*** Opening of Supplied data ***

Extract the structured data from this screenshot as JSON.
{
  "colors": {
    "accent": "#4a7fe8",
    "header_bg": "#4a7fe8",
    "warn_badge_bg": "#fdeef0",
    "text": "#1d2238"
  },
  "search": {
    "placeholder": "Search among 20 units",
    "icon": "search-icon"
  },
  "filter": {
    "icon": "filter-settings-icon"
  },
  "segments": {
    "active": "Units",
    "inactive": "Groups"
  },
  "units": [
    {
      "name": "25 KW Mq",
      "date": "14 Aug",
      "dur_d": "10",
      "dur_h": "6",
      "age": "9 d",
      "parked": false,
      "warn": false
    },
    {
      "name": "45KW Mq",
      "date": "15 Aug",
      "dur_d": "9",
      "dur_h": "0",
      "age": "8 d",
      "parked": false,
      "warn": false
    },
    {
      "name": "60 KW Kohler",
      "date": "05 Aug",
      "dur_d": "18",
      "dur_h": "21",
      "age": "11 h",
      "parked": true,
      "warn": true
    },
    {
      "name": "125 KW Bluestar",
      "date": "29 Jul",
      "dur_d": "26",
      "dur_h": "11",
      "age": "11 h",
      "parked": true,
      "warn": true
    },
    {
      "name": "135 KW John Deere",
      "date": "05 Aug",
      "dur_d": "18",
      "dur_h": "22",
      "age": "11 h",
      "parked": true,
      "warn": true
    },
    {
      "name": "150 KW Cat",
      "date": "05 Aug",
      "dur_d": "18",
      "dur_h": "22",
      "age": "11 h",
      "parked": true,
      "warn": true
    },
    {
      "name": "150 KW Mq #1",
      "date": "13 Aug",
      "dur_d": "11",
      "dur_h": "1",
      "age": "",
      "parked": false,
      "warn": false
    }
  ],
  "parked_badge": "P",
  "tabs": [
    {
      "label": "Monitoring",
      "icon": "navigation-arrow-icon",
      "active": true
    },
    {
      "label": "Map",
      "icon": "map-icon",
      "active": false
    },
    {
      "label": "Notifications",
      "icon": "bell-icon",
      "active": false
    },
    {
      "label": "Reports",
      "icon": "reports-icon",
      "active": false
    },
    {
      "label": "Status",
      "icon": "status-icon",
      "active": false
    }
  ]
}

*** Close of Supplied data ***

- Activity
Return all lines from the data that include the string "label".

- Your response
      "label": "Monitoring",
      "label": "Map",
      "label": "Notifications",
      "label": "Reports",
      "label": "Status",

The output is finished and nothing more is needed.